No, there is no rule that you always have to use the passive form.
However, I realized that a Japanese sentence often omits the subject, often implying the subject is the speaker without other context, and that this style makes the sentence in the passive form.
He told me what I needed to know.
can be translated to
This Japanese sentence is correct. In fact, if this was an exam of translation, I would answer in this way because there would be no way to mark it as a mistake or blame for missing information. On the other hand, it is not colloquial (or naturally composed Japanese) because it is explicitly stating the subjects (action taker) "彼は" and "私が".
This translation can be modified to
by omitting "私が". There is almost no worry about misunderstanding about 'who needed to know it'. Japanese speakers assume the subject is "私が" by default.
The same sentence can be translated to
These Japanese sentences correspond more to
I was told by him what I needed to know.
and omit the subject "I" at both of the two occurrences. [Version (b) emphasizes 'by him' more than version (b').] The forms (b) and (b') sound more natural than (a). [I am not sure if (b) and (b') are more natural than (a').]
Even more colloquial form will be
This corresponds more to
I heard necessary things from him.
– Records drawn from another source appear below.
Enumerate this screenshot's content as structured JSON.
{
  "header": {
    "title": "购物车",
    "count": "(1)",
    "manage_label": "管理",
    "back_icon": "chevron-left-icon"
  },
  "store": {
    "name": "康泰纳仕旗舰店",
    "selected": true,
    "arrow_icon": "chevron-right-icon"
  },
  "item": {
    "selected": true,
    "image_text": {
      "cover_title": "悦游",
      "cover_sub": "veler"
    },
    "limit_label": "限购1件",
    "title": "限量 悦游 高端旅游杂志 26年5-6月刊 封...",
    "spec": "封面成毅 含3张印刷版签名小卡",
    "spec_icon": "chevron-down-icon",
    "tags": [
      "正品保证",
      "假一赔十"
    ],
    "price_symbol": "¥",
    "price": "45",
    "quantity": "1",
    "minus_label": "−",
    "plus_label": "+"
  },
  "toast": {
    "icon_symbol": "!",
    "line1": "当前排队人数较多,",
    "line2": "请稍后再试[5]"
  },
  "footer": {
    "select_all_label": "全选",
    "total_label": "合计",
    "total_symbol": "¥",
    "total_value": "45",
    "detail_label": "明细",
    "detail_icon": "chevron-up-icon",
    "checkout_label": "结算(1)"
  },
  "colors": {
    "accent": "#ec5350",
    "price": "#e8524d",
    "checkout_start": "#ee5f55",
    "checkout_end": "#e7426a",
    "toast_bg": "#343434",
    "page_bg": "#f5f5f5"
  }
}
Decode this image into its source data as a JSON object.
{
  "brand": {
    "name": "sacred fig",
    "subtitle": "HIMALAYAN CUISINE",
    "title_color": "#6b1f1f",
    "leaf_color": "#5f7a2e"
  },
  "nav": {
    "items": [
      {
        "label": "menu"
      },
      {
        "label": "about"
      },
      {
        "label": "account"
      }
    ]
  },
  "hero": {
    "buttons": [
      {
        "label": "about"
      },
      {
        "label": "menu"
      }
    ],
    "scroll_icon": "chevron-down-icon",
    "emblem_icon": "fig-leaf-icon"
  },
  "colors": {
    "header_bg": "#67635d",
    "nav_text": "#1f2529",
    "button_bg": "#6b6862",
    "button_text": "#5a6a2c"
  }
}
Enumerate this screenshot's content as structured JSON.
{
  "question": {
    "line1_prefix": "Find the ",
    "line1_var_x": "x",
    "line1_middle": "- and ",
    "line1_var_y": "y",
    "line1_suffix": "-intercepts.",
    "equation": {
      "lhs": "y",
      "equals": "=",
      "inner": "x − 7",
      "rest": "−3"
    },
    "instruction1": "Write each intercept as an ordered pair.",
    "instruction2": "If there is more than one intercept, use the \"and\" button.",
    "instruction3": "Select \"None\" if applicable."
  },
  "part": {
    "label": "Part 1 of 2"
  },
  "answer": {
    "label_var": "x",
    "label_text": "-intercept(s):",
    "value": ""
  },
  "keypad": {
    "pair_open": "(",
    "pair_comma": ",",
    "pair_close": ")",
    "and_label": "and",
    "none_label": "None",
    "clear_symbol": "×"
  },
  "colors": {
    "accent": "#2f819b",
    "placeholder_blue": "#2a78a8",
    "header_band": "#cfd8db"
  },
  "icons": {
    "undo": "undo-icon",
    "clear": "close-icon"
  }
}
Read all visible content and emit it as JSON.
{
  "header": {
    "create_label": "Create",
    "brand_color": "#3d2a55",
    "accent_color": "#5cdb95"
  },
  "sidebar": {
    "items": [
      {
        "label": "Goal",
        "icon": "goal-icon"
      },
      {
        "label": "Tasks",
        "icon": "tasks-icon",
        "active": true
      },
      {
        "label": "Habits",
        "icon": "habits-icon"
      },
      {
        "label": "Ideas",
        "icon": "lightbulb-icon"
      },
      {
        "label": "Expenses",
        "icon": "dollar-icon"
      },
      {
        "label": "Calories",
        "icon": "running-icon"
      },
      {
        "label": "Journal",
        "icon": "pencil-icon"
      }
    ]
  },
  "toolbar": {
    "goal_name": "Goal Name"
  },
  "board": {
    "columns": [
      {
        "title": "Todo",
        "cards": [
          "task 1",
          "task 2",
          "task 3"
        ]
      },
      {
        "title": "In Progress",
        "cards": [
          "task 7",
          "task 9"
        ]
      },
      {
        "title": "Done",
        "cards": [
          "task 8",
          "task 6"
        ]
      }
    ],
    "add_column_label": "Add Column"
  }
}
The words are changed, and the sentence might be a little strange as English. However, as a Japanese sentence, version (c) is concise but clear enough that it is delivering the same information as (a), and it is suitable for conversation.